- [Exercise material]
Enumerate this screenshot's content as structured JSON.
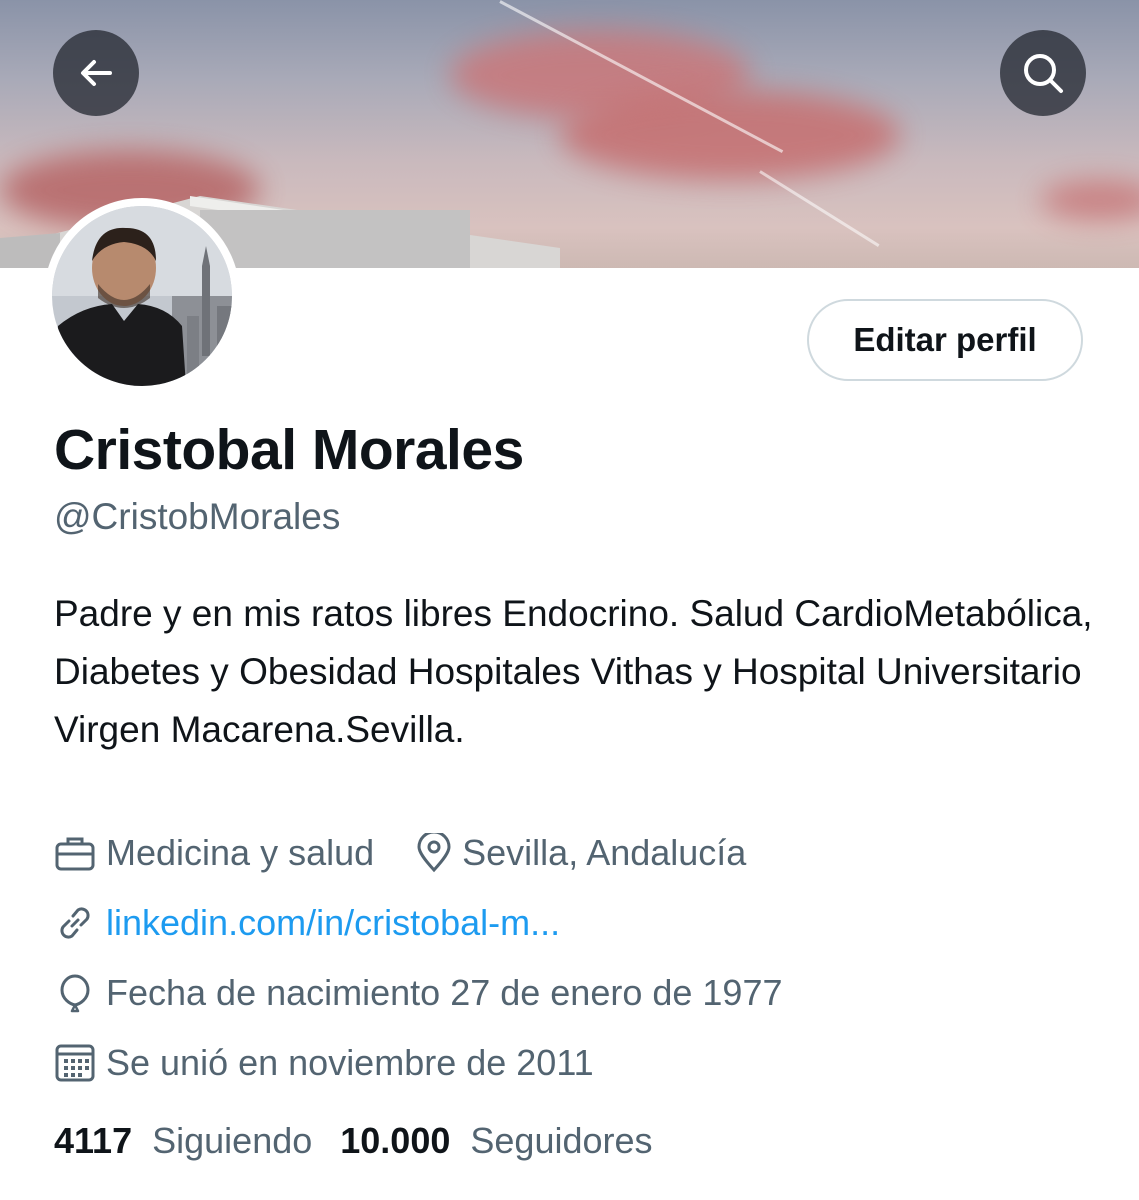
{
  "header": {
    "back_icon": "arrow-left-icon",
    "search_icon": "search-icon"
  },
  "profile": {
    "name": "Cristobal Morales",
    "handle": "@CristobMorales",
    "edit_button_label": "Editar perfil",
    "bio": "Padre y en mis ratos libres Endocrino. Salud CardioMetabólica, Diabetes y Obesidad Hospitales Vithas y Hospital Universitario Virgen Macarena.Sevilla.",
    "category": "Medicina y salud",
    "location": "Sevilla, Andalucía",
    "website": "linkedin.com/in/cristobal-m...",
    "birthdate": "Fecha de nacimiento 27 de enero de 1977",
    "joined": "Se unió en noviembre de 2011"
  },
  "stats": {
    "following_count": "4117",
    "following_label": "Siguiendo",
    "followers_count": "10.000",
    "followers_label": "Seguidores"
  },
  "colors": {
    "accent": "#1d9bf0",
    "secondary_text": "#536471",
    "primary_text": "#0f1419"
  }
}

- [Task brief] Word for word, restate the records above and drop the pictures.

- [The completed task]
Enumerate this screenshot's content as structured JSON.
{
  "header": {
    "back_icon": "arrow-left-icon",
    "search_icon": "search-icon"
  },
  "profile": {
    "name": "Cristobal Morales",
    "handle": "@CristobMorales",
    "edit_button_label": "Editar perfil",
    "bio": "Padre y en mis ratos libres Endocrino. Salud CardioMetabólica, Diabetes y Obesidad Hospitales Vithas y Hospital Universitario Virgen Macarena.Sevilla.",
    "category": "Medicina y salud",
    "location": "Sevilla, Andalucía",
    "website": "linkedin.com/in/cristobal-m...",
    "birthdate": "Fecha de nacimiento 27 de enero de 1977",
    "joined": "Se unió en noviembre de 2011"
  },
  "stats": {
    "following_count": "4117",
    "following_label": "Siguiendo",
    "followers_count": "10.000",
    "followers_label": "Seguidores"
  },
  "colors": {
    "accent": "#1d9bf0",
    "secondary_text": "#536471",
    "primary_text": "#0f1419"
  }
}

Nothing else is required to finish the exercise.